WORK INSTRUCTIONS: Across all of the records below, determine the number of lines containing the string "connection"; reply with that number only.

WORKING DATA:
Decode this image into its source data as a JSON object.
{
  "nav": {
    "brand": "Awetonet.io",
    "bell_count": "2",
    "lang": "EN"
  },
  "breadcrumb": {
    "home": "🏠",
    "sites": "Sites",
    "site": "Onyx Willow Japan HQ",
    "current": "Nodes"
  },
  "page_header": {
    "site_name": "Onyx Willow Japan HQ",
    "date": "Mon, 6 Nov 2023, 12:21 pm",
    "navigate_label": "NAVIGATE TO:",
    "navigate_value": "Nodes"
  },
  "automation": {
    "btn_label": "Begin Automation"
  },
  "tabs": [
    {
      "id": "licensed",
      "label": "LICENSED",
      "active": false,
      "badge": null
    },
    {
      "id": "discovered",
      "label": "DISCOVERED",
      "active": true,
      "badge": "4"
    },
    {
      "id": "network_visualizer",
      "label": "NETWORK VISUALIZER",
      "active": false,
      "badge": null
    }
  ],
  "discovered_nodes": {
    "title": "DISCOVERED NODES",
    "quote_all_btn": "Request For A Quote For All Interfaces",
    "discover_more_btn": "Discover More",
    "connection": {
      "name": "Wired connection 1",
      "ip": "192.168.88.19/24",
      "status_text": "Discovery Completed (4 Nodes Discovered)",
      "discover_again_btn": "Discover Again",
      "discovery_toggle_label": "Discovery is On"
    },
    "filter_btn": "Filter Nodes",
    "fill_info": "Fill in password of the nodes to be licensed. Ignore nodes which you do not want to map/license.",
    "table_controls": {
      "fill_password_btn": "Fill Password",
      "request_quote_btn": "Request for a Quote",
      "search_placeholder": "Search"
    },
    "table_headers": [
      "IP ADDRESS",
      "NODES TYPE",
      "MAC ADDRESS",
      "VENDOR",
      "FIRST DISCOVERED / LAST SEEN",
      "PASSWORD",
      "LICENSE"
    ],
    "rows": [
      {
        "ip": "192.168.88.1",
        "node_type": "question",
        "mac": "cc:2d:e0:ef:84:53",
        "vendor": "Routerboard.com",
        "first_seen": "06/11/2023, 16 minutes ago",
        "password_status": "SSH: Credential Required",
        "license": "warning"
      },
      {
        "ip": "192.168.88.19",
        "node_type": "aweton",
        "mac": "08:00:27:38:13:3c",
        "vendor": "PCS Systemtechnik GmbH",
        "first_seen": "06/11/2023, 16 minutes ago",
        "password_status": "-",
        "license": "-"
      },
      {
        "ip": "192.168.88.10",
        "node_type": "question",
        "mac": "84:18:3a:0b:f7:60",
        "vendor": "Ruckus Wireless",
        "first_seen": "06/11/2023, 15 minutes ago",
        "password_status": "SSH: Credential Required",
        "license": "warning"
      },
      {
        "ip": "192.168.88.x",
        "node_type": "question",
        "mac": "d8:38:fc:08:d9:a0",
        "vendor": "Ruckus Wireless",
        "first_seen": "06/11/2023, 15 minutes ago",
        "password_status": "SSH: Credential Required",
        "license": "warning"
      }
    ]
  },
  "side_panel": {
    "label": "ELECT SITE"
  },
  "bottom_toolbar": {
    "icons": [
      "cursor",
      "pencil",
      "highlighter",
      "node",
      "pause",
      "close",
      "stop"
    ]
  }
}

EXERCISE ANSWER: 2